___ Records for this task

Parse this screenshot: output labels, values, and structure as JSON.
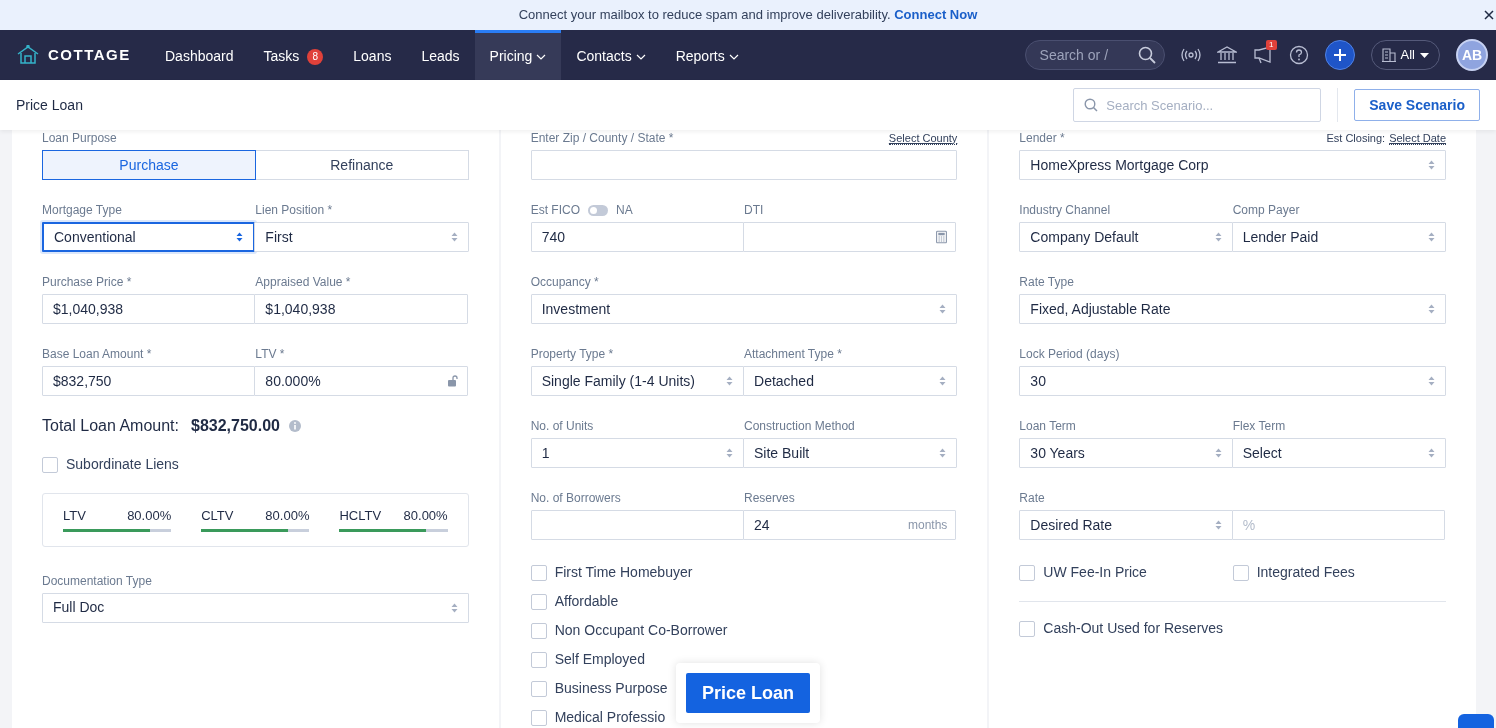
{
  "banner": {
    "text": "Connect your mailbox to reduce spam and improve deliverability.",
    "link": "Connect Now"
  },
  "navbar": {
    "logo": "COTTAGE",
    "items": [
      {
        "label": "Dashboard",
        "dropdown": false,
        "selected": false
      },
      {
        "label": "Tasks",
        "badge": "8",
        "dropdown": false,
        "selected": false
      },
      {
        "label": "Loans",
        "dropdown": false,
        "selected": false
      },
      {
        "label": "Leads",
        "dropdown": false,
        "selected": false
      },
      {
        "label": "Pricing",
        "dropdown": true,
        "selected": true
      },
      {
        "label": "Contacts",
        "dropdown": true,
        "selected": false
      },
      {
        "label": "Reports",
        "dropdown": true,
        "selected": false
      }
    ],
    "search": {
      "placeholder": "Search or /"
    },
    "notification_badge": "1",
    "scope": "All",
    "avatar": "AB"
  },
  "header": {
    "title": "Price Loan",
    "search": {
      "placeholder": "Search Scenario..."
    },
    "save_button": "Save Scenario"
  },
  "columns": [
    {
      "rows": [
        {
          "kind": "segmented",
          "label": "Loan Purpose",
          "options": [
            {
              "label": "Purchase",
              "selected": true
            },
            {
              "label": "Refinance",
              "selected": false
            }
          ]
        },
        {
          "kind": "fields",
          "fields": [
            {
              "kind": "select",
              "label": "Mortgage Type",
              "value": "Conventional",
              "focused": true
            },
            {
              "kind": "select",
              "label": "Lien Position *",
              "value": "First",
              "focused": false
            }
          ]
        },
        {
          "kind": "fields",
          "fields": [
            {
              "kind": "input",
              "label": "Purchase Price *",
              "value": "$1,040,938"
            },
            {
              "kind": "input",
              "label": "Appraised Value *",
              "value": "$1,040,938"
            }
          ]
        },
        {
          "kind": "fields",
          "fields": [
            {
              "kind": "input",
              "label": "Base Loan Amount *",
              "value": "$832,750"
            },
            {
              "kind": "lock_input",
              "label": "LTV *",
              "value": "80.000%"
            }
          ]
        },
        {
          "kind": "total",
          "label": "Total Loan Amount:",
          "value": "$832,750.00"
        },
        {
          "kind": "checkboxes",
          "items": [
            {
              "label": "Subordinate Liens",
              "checked": false
            }
          ]
        },
        {
          "kind": "ratios",
          "items": [
            {
              "label": "LTV",
              "value": "80.00%",
              "level": 0.8
            },
            {
              "label": "CLTV",
              "value": "80.00%",
              "level": 0.8
            },
            {
              "label": "HCLTV",
              "value": "80.00%",
              "level": 0.8
            }
          ]
        },
        {
          "kind": "fields",
          "fields": [
            {
              "kind": "select",
              "label": "Documentation Type",
              "value": "Full Doc",
              "focused": false
            }
          ]
        }
      ]
    },
    {
      "rows": [
        {
          "kind": "fields",
          "fields": [
            {
              "kind": "input",
              "label": "Enter Zip / County / State *",
              "link": "Select County"
            }
          ]
        },
        {
          "kind": "fields",
          "fields": [
            {
              "kind": "input",
              "label": "Est FICO",
              "toggle": {
                "label": "NA",
                "on": false
              },
              "value": "740"
            },
            {
              "kind": "calc_input",
              "label": "DTI"
            }
          ]
        },
        {
          "kind": "fields",
          "fields": [
            {
              "kind": "select",
              "label": "Occupancy *",
              "value": "Investment",
              "focused": false
            }
          ]
        },
        {
          "kind": "fields",
          "fields": [
            {
              "kind": "select",
              "label": "Property Type *",
              "value": "Single Family (1-4 Units)",
              "focused": false
            },
            {
              "kind": "select",
              "label": "Attachment Type *",
              "value": "Detached",
              "focused": false
            }
          ]
        },
        {
          "kind": "fields",
          "fields": [
            {
              "kind": "select",
              "label": "No. of Units",
              "value": "1",
              "focused": false
            },
            {
              "kind": "select",
              "label": "Construction Method",
              "value": "Site Built",
              "focused": false
            }
          ]
        },
        {
          "kind": "fields",
          "fields": [
            {
              "kind": "input",
              "label": "No. of Borrowers"
            },
            {
              "kind": "input",
              "label": "Reserves",
              "value": "24",
              "suffix": "months"
            }
          ]
        },
        {
          "kind": "checklist",
          "items": [
            {
              "label": "First Time Homebuyer",
              "checked": false
            },
            {
              "label": "Affordable",
              "checked": false
            },
            {
              "label": "Non Occupant Co-Borrower",
              "checked": false
            },
            {
              "label": "Self Employed",
              "checked": false
            },
            {
              "label": "Business Purpose",
              "checked": false
            },
            {
              "label": "Medical Professio",
              "checked": false
            }
          ]
        }
      ]
    },
    {
      "rows": [
        {
          "kind": "fields",
          "fields": [
            {
              "kind": "select",
              "label": "Lender *",
              "aside": "Est Closing:",
              "link": "Select Date",
              "value": "HomeXpress Mortgage Corp",
              "focused": false
            }
          ]
        },
        {
          "kind": "fields",
          "fields": [
            {
              "kind": "select",
              "label": "Industry Channel",
              "value": "Company Default",
              "focused": false
            },
            {
              "kind": "select",
              "label": "Comp Payer",
              "value": "Lender Paid",
              "focused": false
            }
          ]
        },
        {
          "kind": "fields",
          "fields": [
            {
              "kind": "select",
              "label": "Rate Type",
              "value": "Fixed, Adjustable Rate",
              "focused": false
            }
          ]
        },
        {
          "kind": "fields",
          "fields": [
            {
              "kind": "select",
              "label": "Lock Period (days)",
              "value": "30",
              "focused": false
            }
          ]
        },
        {
          "kind": "fields",
          "fields": [
            {
              "kind": "select",
              "label": "Loan Term",
              "value": "30 Years",
              "focused": false
            },
            {
              "kind": "select",
              "label": "Flex Term",
              "value": "Select",
              "focused": false
            }
          ]
        },
        {
          "kind": "fields",
          "fields": [
            {
              "kind": "select",
              "label": "Rate",
              "value": "Desired Rate",
              "focused": false
            },
            {
              "kind": "input",
              "placeholder": "%"
            }
          ]
        },
        {
          "kind": "checkboxes",
          "items": [
            {
              "label": "UW Fee-In Price",
              "checked": false
            },
            {
              "label": "Integrated Fees",
              "checked": false
            }
          ]
        },
        {
          "kind": "checkboxes",
          "divider_before": true,
          "items": [
            {
              "label": "Cash-Out Used for Reserves",
              "checked": false
            }
          ]
        }
      ]
    }
  ],
  "price_button": "Price Loan"
}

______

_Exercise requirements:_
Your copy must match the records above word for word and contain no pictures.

_Task result:_
Parse this screenshot: output labels, values, and structure as JSON.
{
  "banner": {
    "text": "Connect your mailbox to reduce spam and improve deliverability.",
    "link": "Connect Now"
  },
  "navbar": {
    "logo": "COTTAGE",
    "items": [
      {
        "label": "Dashboard",
        "dropdown": false,
        "selected": false
      },
      {
        "label": "Tasks",
        "badge": "8",
        "dropdown": false,
        "selected": false
      },
      {
        "label": "Loans",
        "dropdown": false,
        "selected": false
      },
      {
        "label": "Leads",
        "dropdown": false,
        "selected": false
      },
      {
        "label": "Pricing",
        "dropdown": true,
        "selected": true
      },
      {
        "label": "Contacts",
        "dropdown": true,
        "selected": false
      },
      {
        "label": "Reports",
        "dropdown": true,
        "selected": false
      }
    ],
    "search": {
      "placeholder": "Search or /"
    },
    "notification_badge": "1",
    "scope": "All",
    "avatar": "AB"
  },
  "header": {
    "title": "Price Loan",
    "search": {
      "placeholder": "Search Scenario..."
    },
    "save_button": "Save Scenario"
  },
  "columns": [
    {
      "rows": [
        {
          "kind": "segmented",
          "label": "Loan Purpose",
          "options": [
            {
              "label": "Purchase",
              "selected": true
            },
            {
              "label": "Refinance",
              "selected": false
            }
          ]
        },
        {
          "kind": "fields",
          "fields": [
            {
              "kind": "select",
              "label": "Mortgage Type",
              "value": "Conventional",
              "focused": true
            },
            {
              "kind": "select",
              "label": "Lien Position *",
              "value": "First",
              "focused": false
            }
          ]
        },
        {
          "kind": "fields",
          "fields": [
            {
              "kind": "input",
              "label": "Purchase Price *",
              "value": "$1,040,938"
            },
            {
              "kind": "input",
              "label": "Appraised Value *",
              "value": "$1,040,938"
            }
          ]
        },
        {
          "kind": "fields",
          "fields": [
            {
              "kind": "input",
              "label": "Base Loan Amount *",
              "value": "$832,750"
            },
            {
              "kind": "lock_input",
              "label": "LTV *",
              "value": "80.000%"
            }
          ]
        },
        {
          "kind": "total",
          "label": "Total Loan Amount:",
          "value": "$832,750.00"
        },
        {
          "kind": "checkboxes",
          "items": [
            {
              "label": "Subordinate Liens",
              "checked": false
            }
          ]
        },
        {
          "kind": "ratios",
          "items": [
            {
              "label": "LTV",
              "value": "80.00%",
              "level": 0.8
            },
            {
              "label": "CLTV",
              "value": "80.00%",
              "level": 0.8
            },
            {
              "label": "HCLTV",
              "value": "80.00%",
              "level": 0.8
            }
          ]
        },
        {
          "kind": "fields",
          "fields": [
            {
              "kind": "select",
              "label": "Documentation Type",
              "value": "Full Doc",
              "focused": false
            }
          ]
        }
      ]
    },
    {
      "rows": [
        {
          "kind": "fields",
          "fields": [
            {
              "kind": "input",
              "label": "Enter Zip / County / State *",
              "link": "Select County"
            }
          ]
        },
        {
          "kind": "fields",
          "fields": [
            {
              "kind": "input",
              "label": "Est FICO",
              "toggle": {
                "label": "NA",
                "on": false
              },
              "value": "740"
            },
            {
              "kind": "calc_input",
              "label": "DTI"
            }
          ]
        },
        {
          "kind": "fields",
          "fields": [
            {
              "kind": "select",
              "label": "Occupancy *",
              "value": "Investment",
              "focused": false
            }
          ]
        },
        {
          "kind": "fields",
          "fields": [
            {
              "kind": "select",
              "label": "Property Type *",
              "value": "Single Family (1-4 Units)",
              "focused": false
            },
            {
              "kind": "select",
              "label": "Attachment Type *",
              "value": "Detached",
              "focused": false
            }
          ]
        },
        {
          "kind": "fields",
          "fields": [
            {
              "kind": "select",
              "label": "No. of Units",
              "value": "1",
              "focused": false
            },
            {
              "kind": "select",
              "label": "Construction Method",
              "value": "Site Built",
              "focused": false
            }
          ]
        },
        {
          "kind": "fields",
          "fields": [
            {
              "kind": "input",
              "label": "No. of Borrowers"
            },
            {
              "kind": "input",
              "label": "Reserves",
              "value": "24",
              "suffix": "months"
            }
          ]
        },
        {
          "kind": "checklist",
          "items": [
            {
              "label": "First Time Homebuyer",
              "checked": false
            },
            {
              "label": "Affordable",
              "checked": false
            },
            {
              "label": "Non Occupant Co-Borrower",
              "checked": false
            },
            {
              "label": "Self Employed",
              "checked": false
            },
            {
              "label": "Business Purpose",
              "checked": false
            },
            {
              "label": "Medical Professio",
              "checked": false
            }
          ]
        }
      ]
    },
    {
      "rows": [
        {
          "kind": "fields",
          "fields": [
            {
              "kind": "select",
              "label": "Lender *",
              "aside": "Est Closing:",
              "link": "Select Date",
              "value": "HomeXpress Mortgage Corp",
              "focused": false
            }
          ]
        },
        {
          "kind": "fields",
          "fields": [
            {
              "kind": "select",
              "label": "Industry Channel",
              "value": "Company Default",
              "focused": false
            },
            {
              "kind": "select",
              "label": "Comp Payer",
              "value": "Lender Paid",
              "focused": false
            }
          ]
        },
        {
          "kind": "fields",
          "fields": [
            {
              "kind": "select",
              "label": "Rate Type",
              "value": "Fixed, Adjustable Rate",
              "focused": false
            }
          ]
        },
        {
          "kind": "fields",
          "fields": [
            {
              "kind": "select",
              "label": "Lock Period (days)",
              "value": "30",
              "focused": false
            }
          ]
        },
        {
          "kind": "fields",
          "fields": [
            {
              "kind": "select",
              "label": "Loan Term",
              "value": "30 Years",
              "focused": false
            },
            {
              "kind": "select",
              "label": "Flex Term",
              "value": "Select",
              "focused": false
            }
          ]
        },
        {
          "kind": "fields",
          "fields": [
            {
              "kind": "select",
              "label": "Rate",
              "value": "Desired Rate",
              "focused": false
            },
            {
              "kind": "input",
              "placeholder": "%"
            }
          ]
        },
        {
          "kind": "checkboxes",
          "items": [
            {
              "label": "UW Fee-In Price",
              "checked": false
            },
            {
              "label": "Integrated Fees",
              "checked": false
            }
          ]
        },
        {
          "kind": "checkboxes",
          "divider_before": true,
          "items": [
            {
              "label": "Cash-Out Used for Reserves",
              "checked": false
            }
          ]
        }
      ]
    }
  ],
  "price_button": "Price Loan"
}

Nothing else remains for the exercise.